> _Working data_
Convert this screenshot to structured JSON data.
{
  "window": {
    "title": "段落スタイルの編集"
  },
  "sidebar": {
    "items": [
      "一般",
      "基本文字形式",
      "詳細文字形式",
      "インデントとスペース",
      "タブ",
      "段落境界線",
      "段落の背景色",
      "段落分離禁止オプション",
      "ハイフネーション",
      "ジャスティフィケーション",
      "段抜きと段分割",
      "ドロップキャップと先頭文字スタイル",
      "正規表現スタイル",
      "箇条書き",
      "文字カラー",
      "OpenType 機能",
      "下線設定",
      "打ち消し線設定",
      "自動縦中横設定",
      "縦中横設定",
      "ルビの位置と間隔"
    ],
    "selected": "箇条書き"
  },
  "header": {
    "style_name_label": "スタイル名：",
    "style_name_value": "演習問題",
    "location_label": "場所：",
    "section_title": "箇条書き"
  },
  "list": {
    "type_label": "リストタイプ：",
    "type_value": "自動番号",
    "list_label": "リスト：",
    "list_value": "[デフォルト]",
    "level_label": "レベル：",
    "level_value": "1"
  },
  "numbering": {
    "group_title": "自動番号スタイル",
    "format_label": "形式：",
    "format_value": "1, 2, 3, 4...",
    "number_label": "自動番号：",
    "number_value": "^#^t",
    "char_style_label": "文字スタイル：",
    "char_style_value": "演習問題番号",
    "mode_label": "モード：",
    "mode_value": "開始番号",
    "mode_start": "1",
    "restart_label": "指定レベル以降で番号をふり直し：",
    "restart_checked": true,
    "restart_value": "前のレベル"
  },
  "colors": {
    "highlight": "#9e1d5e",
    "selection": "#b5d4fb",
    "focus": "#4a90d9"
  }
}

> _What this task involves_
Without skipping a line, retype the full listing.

> _Written answer_
Convert this screenshot to structured JSON data.
{
  "window": {
    "title": "段落スタイルの編集"
  },
  "sidebar": {
    "items": [
      "一般",
      "基本文字形式",
      "詳細文字形式",
      "インデントとスペース",
      "タブ",
      "段落境界線",
      "段落の背景色",
      "段落分離禁止オプション",
      "ハイフネーション",
      "ジャスティフィケーション",
      "段抜きと段分割",
      "ドロップキャップと先頭文字スタイル",
      "正規表現スタイル",
      "箇条書き",
      "文字カラー",
      "OpenType 機能",
      "下線設定",
      "打ち消し線設定",
      "自動縦中横設定",
      "縦中横設定",
      "ルビの位置と間隔"
    ],
    "selected": "箇条書き"
  },
  "header": {
    "style_name_label": "スタイル名：",
    "style_name_value": "演習問題",
    "location_label": "場所：",
    "section_title": "箇条書き"
  },
  "list": {
    "type_label": "リストタイプ：",
    "type_value": "自動番号",
    "list_label": "リスト：",
    "list_value": "[デフォルト]",
    "level_label": "レベル：",
    "level_value": "1"
  },
  "numbering": {
    "group_title": "自動番号スタイル",
    "format_label": "形式：",
    "format_value": "1, 2, 3, 4...",
    "number_label": "自動番号：",
    "number_value": "^#^t",
    "char_style_label": "文字スタイル：",
    "char_style_value": "演習問題番号",
    "mode_label": "モード：",
    "mode_value": "開始番号",
    "mode_start": "1",
    "restart_label": "指定レベル以降で番号をふり直し：",
    "restart_checked": true,
    "restart_value": "前のレベル"
  },
  "colors": {
    "highlight": "#9e1d5e",
    "selection": "#b5d4fb",
    "focus": "#4a90d9"
  }
}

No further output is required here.